Task to complete: Look through the records and copy every line in which "Retrieval" appears.

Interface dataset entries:
────────────────────────────────────────

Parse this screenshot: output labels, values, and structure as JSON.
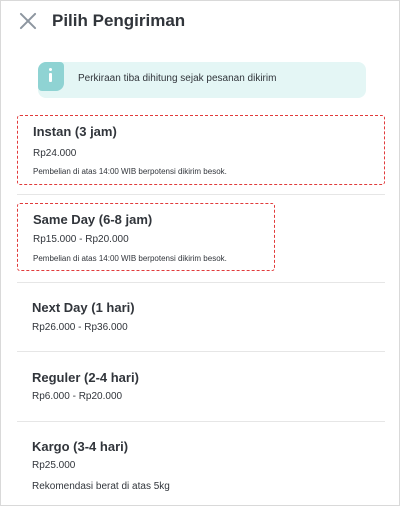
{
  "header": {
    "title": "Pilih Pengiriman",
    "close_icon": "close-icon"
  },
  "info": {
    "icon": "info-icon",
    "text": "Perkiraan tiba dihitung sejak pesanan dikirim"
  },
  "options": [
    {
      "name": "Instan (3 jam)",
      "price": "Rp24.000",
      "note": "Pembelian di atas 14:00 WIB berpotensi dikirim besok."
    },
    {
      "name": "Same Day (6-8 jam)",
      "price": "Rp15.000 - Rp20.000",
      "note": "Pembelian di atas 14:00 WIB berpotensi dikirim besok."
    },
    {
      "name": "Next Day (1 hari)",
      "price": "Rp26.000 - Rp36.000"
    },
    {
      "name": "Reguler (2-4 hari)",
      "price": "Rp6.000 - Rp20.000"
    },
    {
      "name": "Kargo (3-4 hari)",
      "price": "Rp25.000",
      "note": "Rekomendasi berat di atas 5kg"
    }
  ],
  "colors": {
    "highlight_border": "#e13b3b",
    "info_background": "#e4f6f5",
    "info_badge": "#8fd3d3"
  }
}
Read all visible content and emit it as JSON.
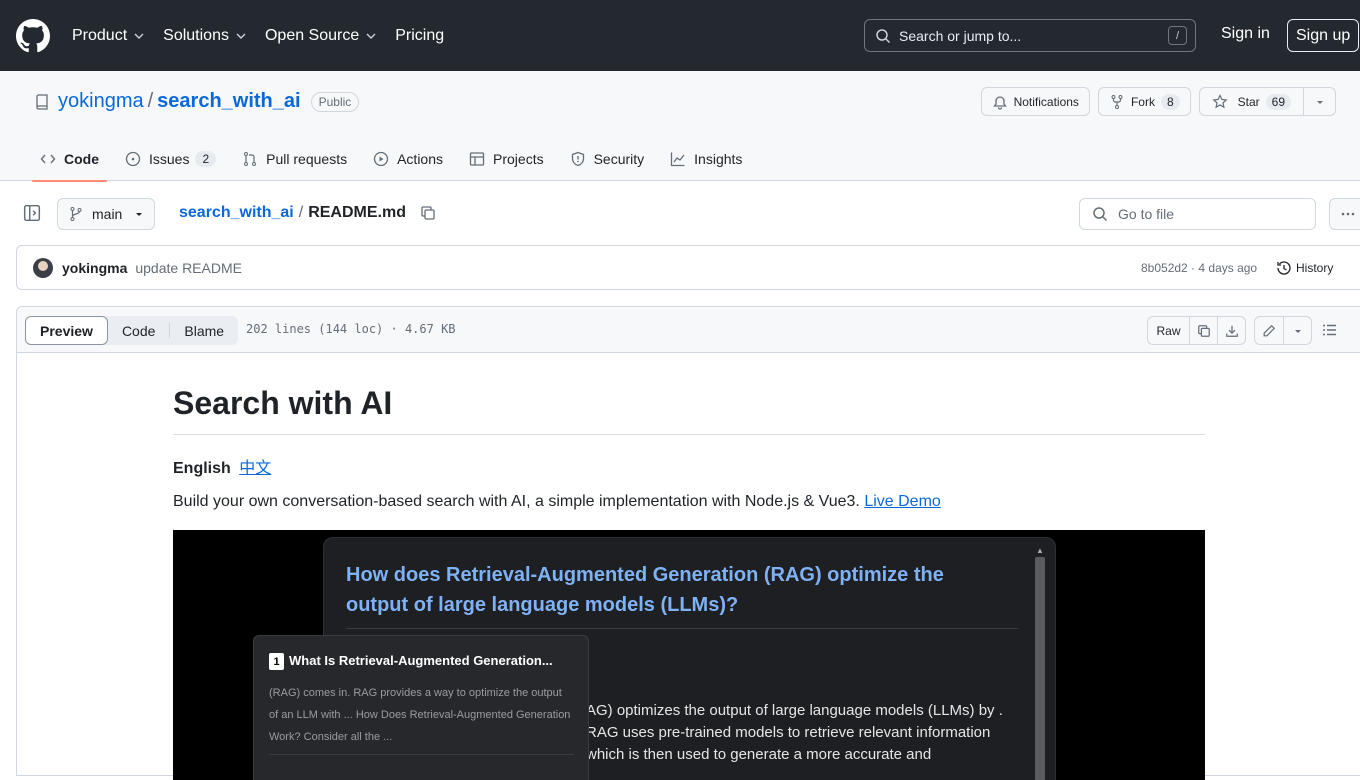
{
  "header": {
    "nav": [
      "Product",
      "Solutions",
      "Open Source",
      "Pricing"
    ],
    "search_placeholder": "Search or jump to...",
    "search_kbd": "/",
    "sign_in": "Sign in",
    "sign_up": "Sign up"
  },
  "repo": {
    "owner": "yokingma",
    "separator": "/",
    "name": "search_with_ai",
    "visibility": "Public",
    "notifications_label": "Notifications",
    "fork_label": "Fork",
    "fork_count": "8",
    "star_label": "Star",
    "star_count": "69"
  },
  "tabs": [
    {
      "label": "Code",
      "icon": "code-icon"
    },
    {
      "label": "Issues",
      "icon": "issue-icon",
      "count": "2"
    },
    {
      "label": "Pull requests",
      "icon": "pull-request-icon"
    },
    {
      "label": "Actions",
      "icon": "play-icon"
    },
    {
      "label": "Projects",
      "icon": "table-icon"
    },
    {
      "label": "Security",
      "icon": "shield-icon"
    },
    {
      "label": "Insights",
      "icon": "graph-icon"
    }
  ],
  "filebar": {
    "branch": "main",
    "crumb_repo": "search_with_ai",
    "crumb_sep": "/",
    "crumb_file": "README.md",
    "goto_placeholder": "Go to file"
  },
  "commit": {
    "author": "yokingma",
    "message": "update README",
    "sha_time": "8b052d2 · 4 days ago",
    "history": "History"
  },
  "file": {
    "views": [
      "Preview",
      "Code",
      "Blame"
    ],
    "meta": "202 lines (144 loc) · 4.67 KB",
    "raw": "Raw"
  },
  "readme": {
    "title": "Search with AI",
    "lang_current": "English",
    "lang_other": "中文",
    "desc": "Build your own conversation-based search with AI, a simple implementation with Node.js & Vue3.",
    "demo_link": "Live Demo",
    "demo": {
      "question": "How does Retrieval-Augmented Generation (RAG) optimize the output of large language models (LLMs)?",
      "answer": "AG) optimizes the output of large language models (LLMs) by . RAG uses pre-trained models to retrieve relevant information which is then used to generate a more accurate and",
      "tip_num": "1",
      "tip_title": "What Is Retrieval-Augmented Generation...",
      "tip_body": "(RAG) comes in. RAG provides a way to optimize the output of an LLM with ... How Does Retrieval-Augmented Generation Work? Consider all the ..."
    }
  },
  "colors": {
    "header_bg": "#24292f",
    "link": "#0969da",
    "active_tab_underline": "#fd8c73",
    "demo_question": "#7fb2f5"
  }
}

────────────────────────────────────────

Your solution:
      "question": "How does Retrieval-Augmented Generation (RAG) optimize the output of large language models (LLMs)?",
      "tip_title": "What Is Retrieval-Augmented Generation...",
      "tip_body": "(RAG) comes in. RAG provides a way to optimize the output of an LLM with ... How Does Retrieval-Augmented Generation Work? Consider all the ..."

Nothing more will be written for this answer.